Initially from the south of France, Kan joined the Da Mental Vaporz crew in 2000. Blo, on his side, discovered graffiti at the age of 14, inspired by the urban landscape and hip-hop culture of his childhood. Following his first personal exhibition in 2003, Blo’s work evolved towards a more contemporary approach, yet remaining firmly attached to the codes of his graffiti background. Moving to Paris in 2005, he further developed his figurative style on a variety of mediums.
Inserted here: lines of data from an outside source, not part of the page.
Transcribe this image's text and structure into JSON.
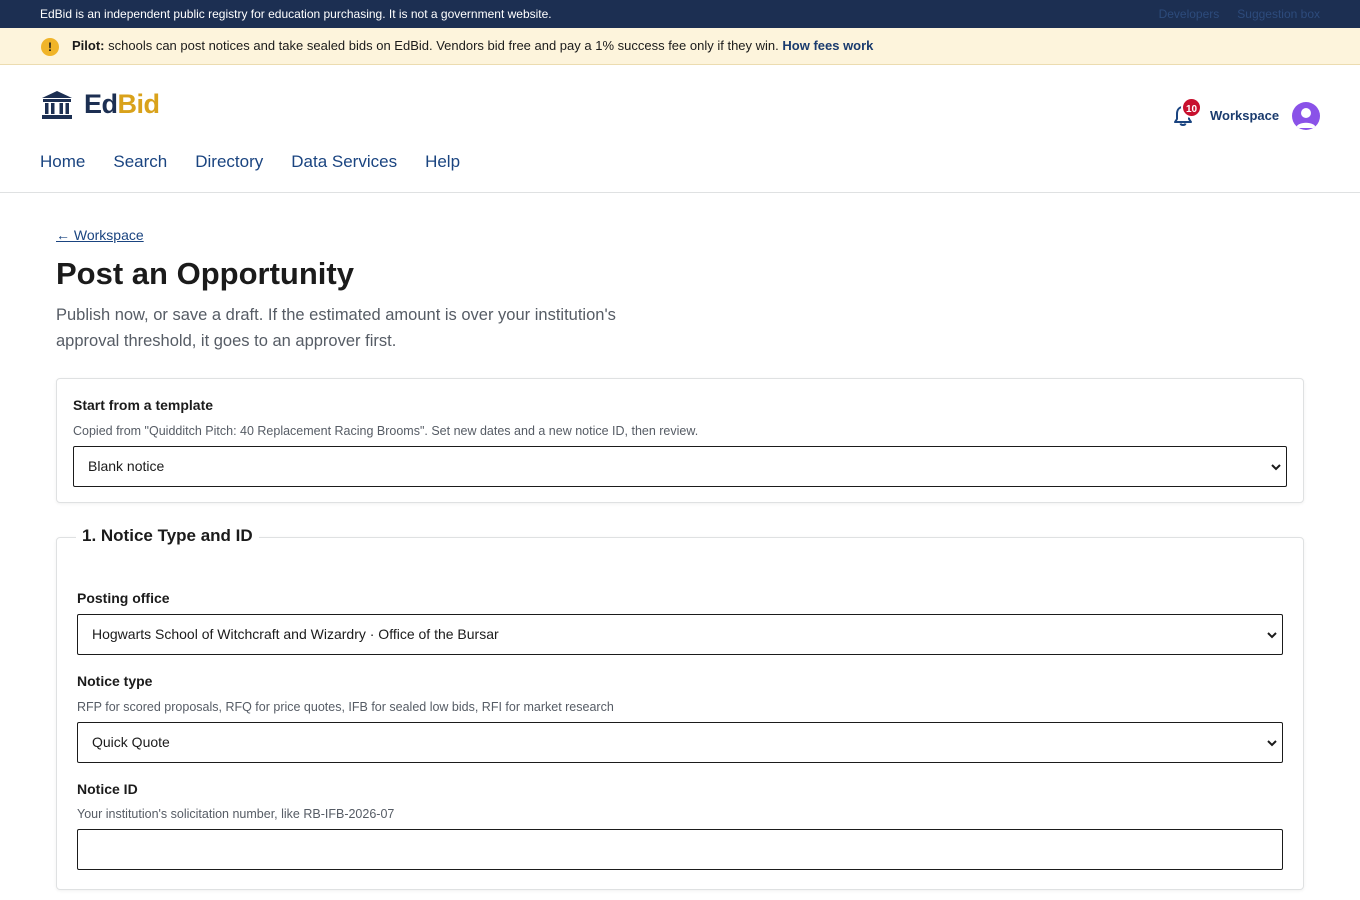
{
  "topbar": {
    "disclaimer": "EdBid is an independent public registry for education purchasing. It is not a government website.",
    "links": [
      "Developers",
      "Suggestion box"
    ]
  },
  "pilot": {
    "label": "Pilot:",
    "message": "schools can post notices and take sealed bids on EdBid. Vendors bid free and pay a 1% success fee only if they win.",
    "link": "How fees work"
  },
  "header": {
    "brand_ed": "Ed",
    "brand_bid": "Bid",
    "notification_count": "10",
    "workspace_link": "Workspace",
    "nav": [
      "Home",
      "Search",
      "Directory",
      "Data Services",
      "Help"
    ]
  },
  "page": {
    "back_link": "← Workspace",
    "title": "Post an Opportunity",
    "lede": "Publish now, or save a draft. If the estimated amount is over your institution's approval threshold, it goes to an approver first."
  },
  "template_card": {
    "label": "Start from a template",
    "hint": "Copied from \"Quidditch Pitch: 40 Replacement Racing Brooms\". Set new dates and a new notice ID, then review.",
    "selected": "Blank notice"
  },
  "section1": {
    "legend": "1. Notice Type and ID",
    "posting_office_label": "Posting office",
    "posting_office_value": "Hogwarts School of Witchcraft and Wizardry · Office of the Bursar",
    "notice_type_label": "Notice type",
    "notice_type_hint": "RFP for scored proposals, RFQ for price quotes, IFB for sealed low bids, RFI for market research",
    "notice_type_value": "Quick Quote",
    "notice_id_label": "Notice ID",
    "notice_id_hint": "Your institution's solicitation number, like RB-IFB-2026-07",
    "notice_id_value": ""
  },
  "colors": {
    "topbar_bg": "#1c2f52",
    "pilot_bg": "#fdf4dc",
    "brand_gold": "#d9a21b",
    "link_blue": "#1a4480",
    "badge_red": "#c8102e",
    "avatar_purple": "#8a52e8"
  },
  "icons": [
    "warning-icon",
    "institution-logo-icon",
    "bell-icon",
    "user-avatar-icon",
    "chevron-down-icon"
  ]
}
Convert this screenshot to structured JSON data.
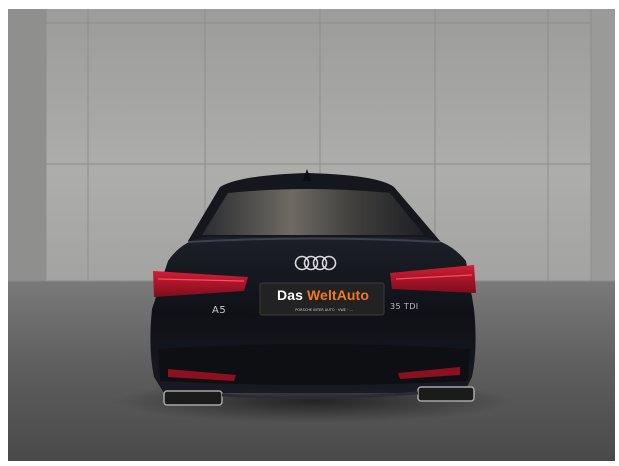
{
  "photo": {
    "subject": "car-rear",
    "colors": {
      "wall": "#a9a9a7",
      "floor": "#5d5d5d",
      "body": "#12141a",
      "taillight": "#b3142a",
      "plate_bg": "#202020",
      "brand_orange": "#f07a23"
    }
  },
  "car": {
    "model_badge": "A5",
    "trim_badge": "35 TDI",
    "logo": "audi-four-rings"
  },
  "plate": {
    "brand_part1": "Das ",
    "brand_part2": "WeltAuto",
    "dealer_line": "PORSCHE INTER AUTO · VWE · ..."
  }
}
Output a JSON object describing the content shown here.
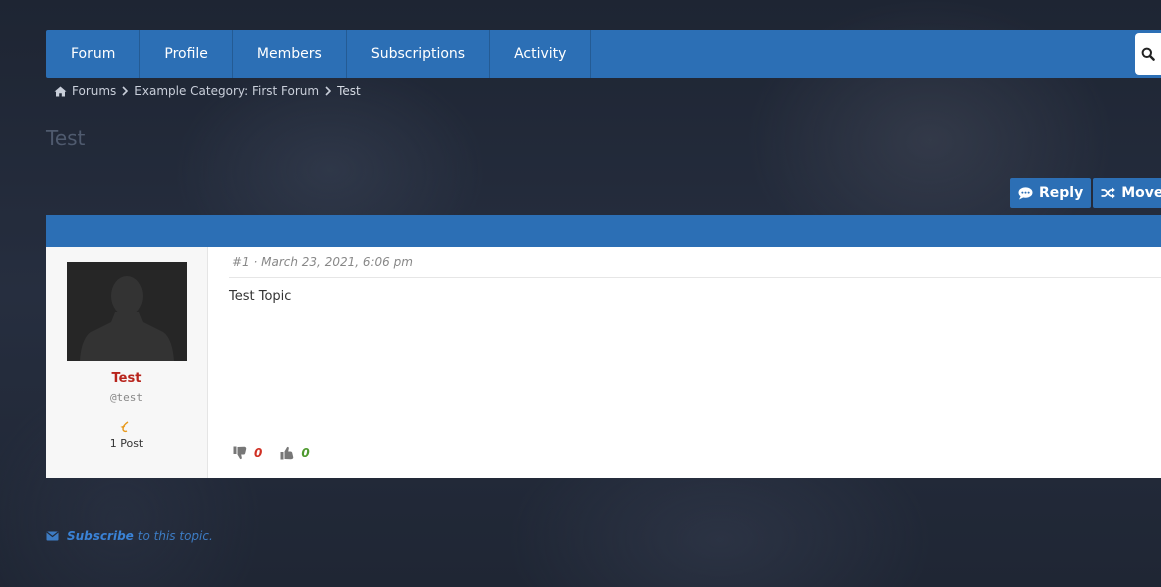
{
  "nav": {
    "items": [
      {
        "label": "Forum"
      },
      {
        "label": "Profile"
      },
      {
        "label": "Members"
      },
      {
        "label": "Subscriptions"
      },
      {
        "label": "Activity"
      }
    ],
    "search_icon": "search-icon"
  },
  "breadcrumb": {
    "home_icon": "home-icon",
    "items": [
      "Forums",
      "Example Category: First Forum",
      "Test"
    ]
  },
  "page": {
    "title": "Test"
  },
  "actions": {
    "reply_label": "Reply",
    "move_label": "Move"
  },
  "post": {
    "meta": "#1 · March 23, 2021, 6:06 pm",
    "text": "Test Topic",
    "author": {
      "name": "Test",
      "handle": "@test",
      "posts": "1 Post"
    },
    "votes": {
      "down": "0",
      "up": "0"
    }
  },
  "subscribe": {
    "link": "Subscribe",
    "text": "to this topic."
  },
  "colors": {
    "accent": "#2c6fb5",
    "author_name": "#b8241c",
    "vote_down": "#d03024",
    "vote_up": "#4f9a2f"
  }
}
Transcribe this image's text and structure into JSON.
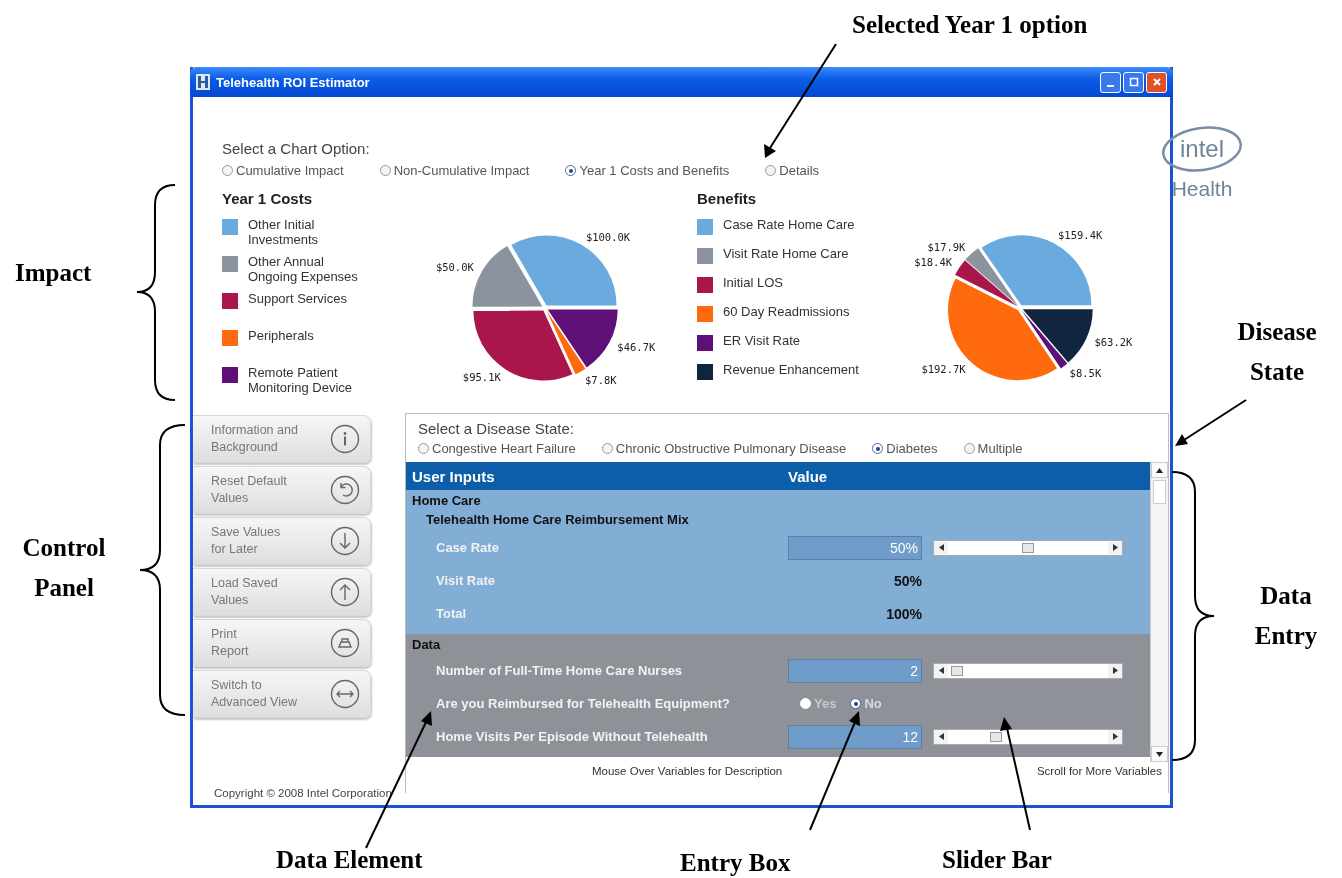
{
  "callouts": {
    "selected_year_option": "Selected Year 1 option",
    "impact": "Impact",
    "control_panel": "Control Panel",
    "disease_state": "Disease State",
    "data_entry": "Data Entry",
    "data_element": "Data Element",
    "entry_box": "Entry Box",
    "slider_bar": "Slider Bar"
  },
  "window": {
    "title": "Telehealth ROI Estimator",
    "logo": {
      "brand": "intel",
      "sub": "Health"
    }
  },
  "chart_options": {
    "label": "Select a Chart Option:",
    "options": [
      {
        "label": "Cumulative Impact",
        "selected": false
      },
      {
        "label": "Non-Cumulative Impact",
        "selected": false
      },
      {
        "label": "Year 1 Costs and Benefits",
        "selected": true
      },
      {
        "label": "Details",
        "selected": false
      }
    ]
  },
  "costs": {
    "title": "Year 1 Costs",
    "chart_data": {
      "type": "pie",
      "legend": "left",
      "categories": [
        "Other Initial Investments",
        "Other Annual Ongoing Expenses",
        "Support Services",
        "Peripherals",
        "Remote Patient Monitoring Device"
      ],
      "values": [
        100.0,
        50.0,
        95.1,
        7.8,
        46.7
      ],
      "colors": [
        "#6aaade",
        "#8b949e",
        "#a8164c",
        "#ff6a0e",
        "#5f0f78"
      ],
      "value_labels": [
        "$100.0K",
        "$50.0K",
        "$95.1K",
        "$7.8K",
        "$46.7K"
      ]
    }
  },
  "benefits": {
    "title": "Benefits",
    "chart_data": {
      "type": "pie",
      "legend": "left",
      "categories": [
        "Case Rate Home Care",
        "Visit Rate Home Care",
        "Initial LOS",
        "60 Day Readmissions",
        "ER Visit Rate",
        "Revenue Enhancement"
      ],
      "values": [
        159.4,
        17.9,
        18.4,
        192.7,
        8.5,
        63.2
      ],
      "colors": [
        "#6aaade",
        "#8b949e",
        "#a8164c",
        "#ff6a0e",
        "#5f0f78",
        "#11253e"
      ],
      "value_labels": [
        "$159.4K",
        "$17.9K",
        "$18.4K",
        "$192.7K",
        "$8.5K",
        "$63.2K"
      ]
    }
  },
  "control_panel": [
    {
      "label": "Information and\nBackground"
    },
    {
      "label": "Reset Default\nValues"
    },
    {
      "label": "Save Values\nfor Later"
    },
    {
      "label": "Load Saved\nValues"
    },
    {
      "label": "Print\nReport"
    },
    {
      "label": "Switch to\nAdvanced View"
    }
  ],
  "disease": {
    "label": "Select a Disease State:",
    "options": [
      {
        "label": "Congestive Heart Failure",
        "selected": false
      },
      {
        "label": "Chronic Obstructive Pulmonary Disease",
        "selected": false
      },
      {
        "label": "Diabetes",
        "selected": true
      },
      {
        "label": "Multiple",
        "selected": false
      }
    ],
    "table": {
      "columns": [
        "User Inputs",
        "Value"
      ],
      "sections": [
        {
          "title": "Home Care",
          "color": "#82add4",
          "rows": [
            {
              "kind": "subheading",
              "label": "Telehealth Home Care Reimbursement Mix"
            },
            {
              "kind": "slider",
              "label": "Case Rate",
              "value": "50%",
              "level": 0.5
            },
            {
              "kind": "value",
              "label": "Visit Rate",
              "value": "50%"
            },
            {
              "kind": "value",
              "label": "Total",
              "value": "100%"
            }
          ]
        },
        {
          "title": "Data",
          "color": "#8f9199",
          "rows": [
            {
              "kind": "slider",
              "label": "Number of Full-Time Home Care Nurses",
              "value": "2"
            },
            {
              "kind": "choice",
              "label": "Are you Reimbursed for Telehealth Equipment?",
              "options": [
                {
                  "label": "Yes",
                  "selected": false
                },
                {
                  "label": "No",
                  "selected": true
                }
              ]
            },
            {
              "kind": "slider",
              "label": "Home Visits Per Episode Without Telehealth",
              "value": "12",
              "level": 0.3
            }
          ]
        }
      ]
    }
  },
  "footer": {
    "hint": "Mouse Over Variables for Description",
    "scroll_hint": "Scroll for More Variables",
    "copyright": "Copyright © 2008 Intel Corporation"
  }
}
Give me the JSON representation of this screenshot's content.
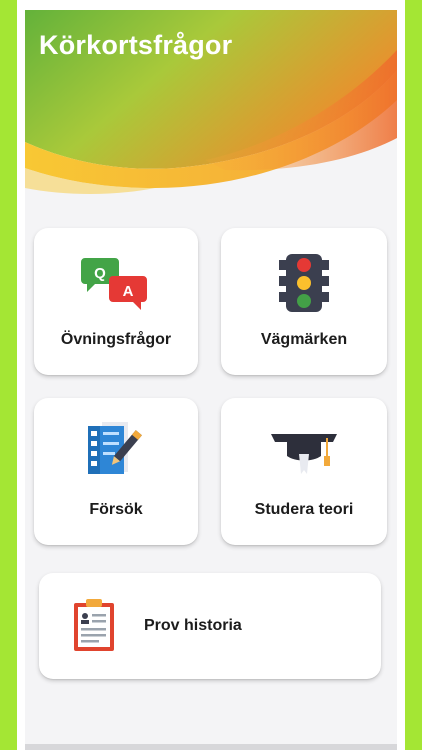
{
  "app": {
    "title": "Körkortsfrågor"
  },
  "menu": {
    "practice": {
      "label": "Övningsfrågor",
      "icon": "qa-chat-icon"
    },
    "signs": {
      "label": "Vägmärken",
      "icon": "traffic-light-icon"
    },
    "attempts": {
      "label": "Försök",
      "icon": "edit-document-icon"
    },
    "theory": {
      "label": "Studera teori",
      "icon": "graduation-cap-icon"
    },
    "history": {
      "label": "Prov historia",
      "icon": "clipboard-icon"
    }
  },
  "icon_text": {
    "q": "Q",
    "a": "A"
  },
  "colors": {
    "frame": "#a4e634",
    "header_green": "#6db53a",
    "header_orange": "#f07a2a",
    "header_yellow": "#f7c531"
  }
}
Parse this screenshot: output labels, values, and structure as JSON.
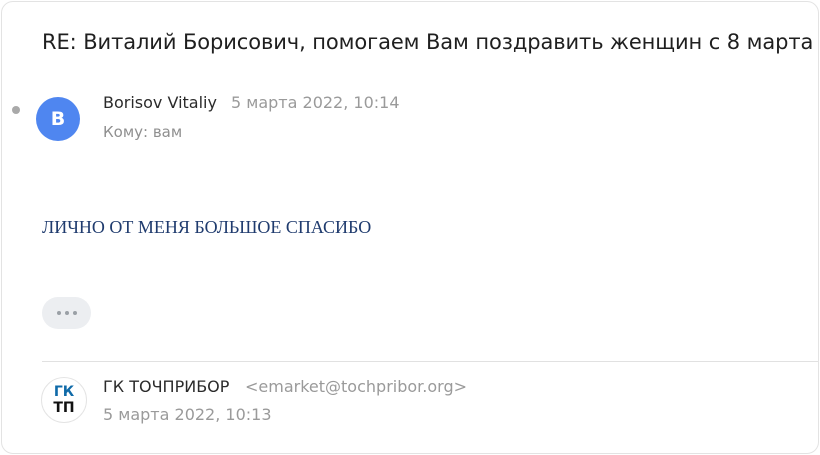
{
  "thread": {
    "subject": "RE: Виталий Борисович, помогаем Вам поздравить женщин с 8 марта"
  },
  "message": {
    "avatar_letter": "B",
    "sender_name": "Borisov Vitaliy",
    "date": "5 марта 2022, 10:14",
    "recipient": "Кому: вам",
    "body": "ЛИЧНО ОТ МЕНЯ БОЛЬШОЕ СПАСИБО"
  },
  "quoted": {
    "logo_line1": "ГК",
    "logo_line2": "ТП",
    "sender_name": "ГК ТОЧПРИБОР",
    "sender_email": "<emarket@tochpribor.org>",
    "date": "5 марта 2022, 10:13"
  },
  "colors": {
    "avatar": "#4f86f0",
    "body_text": "#1f3b6e",
    "logo_accent": "#0f6aa8"
  },
  "icons": {
    "more": "ellipsis-icon",
    "unread": "unread-dot-icon"
  }
}
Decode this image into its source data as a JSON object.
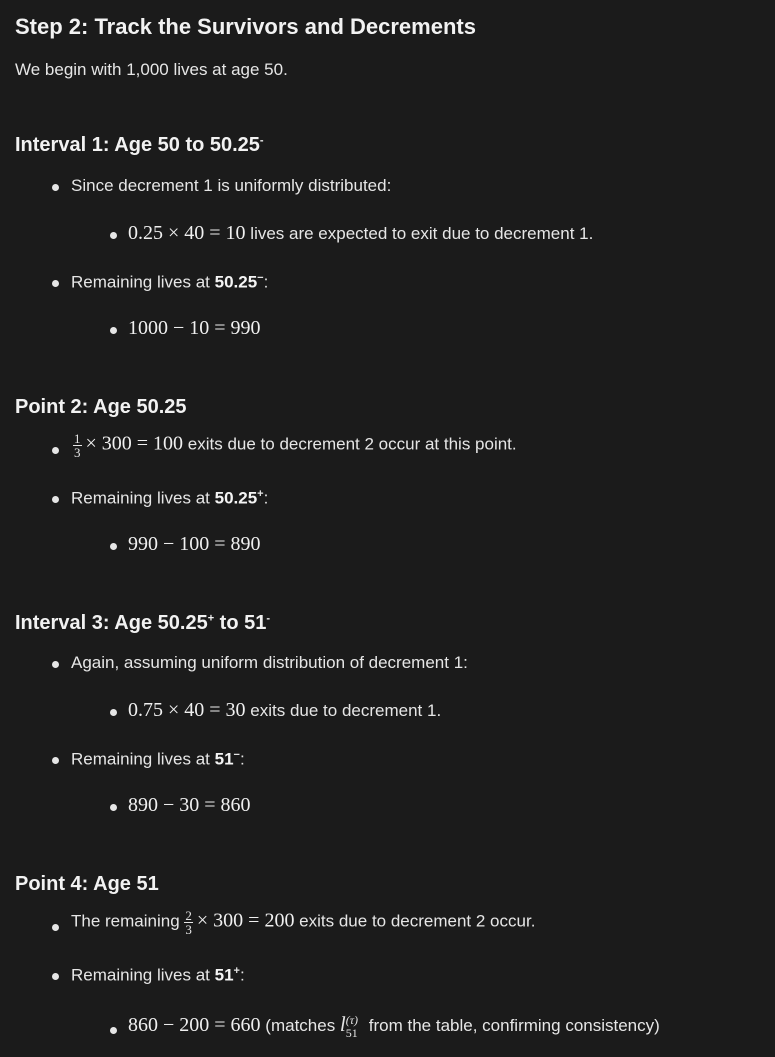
{
  "step_title": "Step 2: Track the Survivors and Decrements",
  "intro": "We begin with 1,000 lives at age 50.",
  "interval1": {
    "heading": "Interval 1: Age 50 to 50.25",
    "heading_sup": "-",
    "b1": "Since decrement 1 is uniformly distributed:",
    "b1_math": "0.25 × 40 = 10",
    "b1_text": " lives are expected to exit due to decrement 1.",
    "b2_prefix": "Remaining lives at ",
    "b2_bold": "50.25",
    "b2_sup": "−",
    "b2_suffix": ":",
    "b2_math": "1000 − 10 = 990"
  },
  "point2": {
    "heading": "Point 2: Age 50.25",
    "frac_num": "1",
    "frac_den": "3",
    "b1_math": "× 300 = 100",
    "b1_text": " exits due to decrement 2 occur at this point.",
    "b2_prefix": "Remaining lives at ",
    "b2_bold": "50.25",
    "b2_sup": "+",
    "b2_suffix": ":",
    "b2_math": "990 − 100 = 890"
  },
  "interval3": {
    "heading_a": "Interval 3: Age 50.25",
    "heading_sup1": "+",
    "heading_b": " to 51",
    "heading_sup2": "-",
    "b1": "Again, assuming uniform distribution of decrement 1:",
    "b1_math": "0.75 × 40 = 30",
    "b1_text": " exits due to decrement 1.",
    "b2_prefix": "Remaining lives at ",
    "b2_bold": "51",
    "b2_sup": "−",
    "b2_suffix": ":",
    "b2_math": "890 − 30 = 860"
  },
  "point4": {
    "heading": "Point 4: Age 51",
    "b1_prefix": "The remaining ",
    "frac_num": "2",
    "frac_den": "3",
    "b1_math": "× 300 = 200",
    "b1_text": " exits due to decrement 2 occur.",
    "b2_prefix": "Remaining lives at ",
    "b2_bold": "51",
    "b2_sup": "+",
    "b2_suffix": ":",
    "b2_math": "860 − 200 = 660",
    "b2_text_a": " (matches ",
    "l_symbol": "l",
    "l_sup": "(τ)",
    "l_sub": "51",
    "b2_text_b": " from the table, confirming consistency)"
  }
}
Integrating various techniques and influences, the art of Blo earned him respect from the graffiti community as well as recognition in the contemporary art world, allowing him to display his work in prestigious venues such as Paris’ Grand Palais in 2008.

Jef Aerosol is a main proponent of the first generation of French street artists who started working on the streets in the early 1980s. A legend himself, he will take on the challenge of paying tribute to the British legend David Bowie in the recognisable stencil and collage style that he is famous for.

Mr Brainwash, Bowie Triptych

Mr Brainwash, Bowie Triptych

From the rest of the world, the exhibition will showcase works by the infamous Los Angeles based Mr Brainwash, moniker of Paris-born Thierry Guetta who became famous thanks to Banksy’s film ‘Exit Through The Gift Shop’ and who was introduced to the London public in the summer of 2012 when he took over the Old Sorting Office to present his large-scale installations, murals and stencils largely inspired by the iconic pop culture imagery.

Canada will be represented by painter André Monet, who blends collage of old newspapers and books, and paints portraits over this specially-made background. The traits of his characters are recreated with such precision that one might see a realistic photography arising from a distance. This new technique reveals the strengths and weaknesses of individuals appearing on the canvases.

In the mixed media category, the Italian sculptor Marco Lodola, who participated in the Venice Biennale several times in the past, will illuminate the exhibition with a neon and aluminium sculpture depicting David Bowie as Aladdin – the alter ego hero of his sixth album ‘Aladdin Sane’.

Joe Black, the London genius who describes himself as an ‘image-maker’ rather than an artist, features in the exhibition as well. Famous for his portraits made out of toy soldiers, badges, Lego and other small mundane objects, he will present a portrait of David Bowie entirely made with painted test tubes, proving once again that his ingenuity and resourcefulness are endless when it comes to depicting figures that inspire or have inspired him.

Finally, the most famous Scottish contemporary sculptor, the Royal Academician David Mach, who works with postcards, coat hangers, match-heads and pin-heads to create monumental installations, sculptures and collages, will create a new piece for the purpose of this exhibition, and to render homage to one of the most beloved singers and musicians of our times.

Jean-David Malat is director of the international Opera Gallery group;

David Bowie Is, V&A 23 March to 11 August 2013
The many faces of David Bowie, Opera Gallery London 20 June to 31 August 2013. After London the exhibtion will tour in Opera Gallery venues in Hong Kong, Singapore and Seoul.

Reading time: 6 min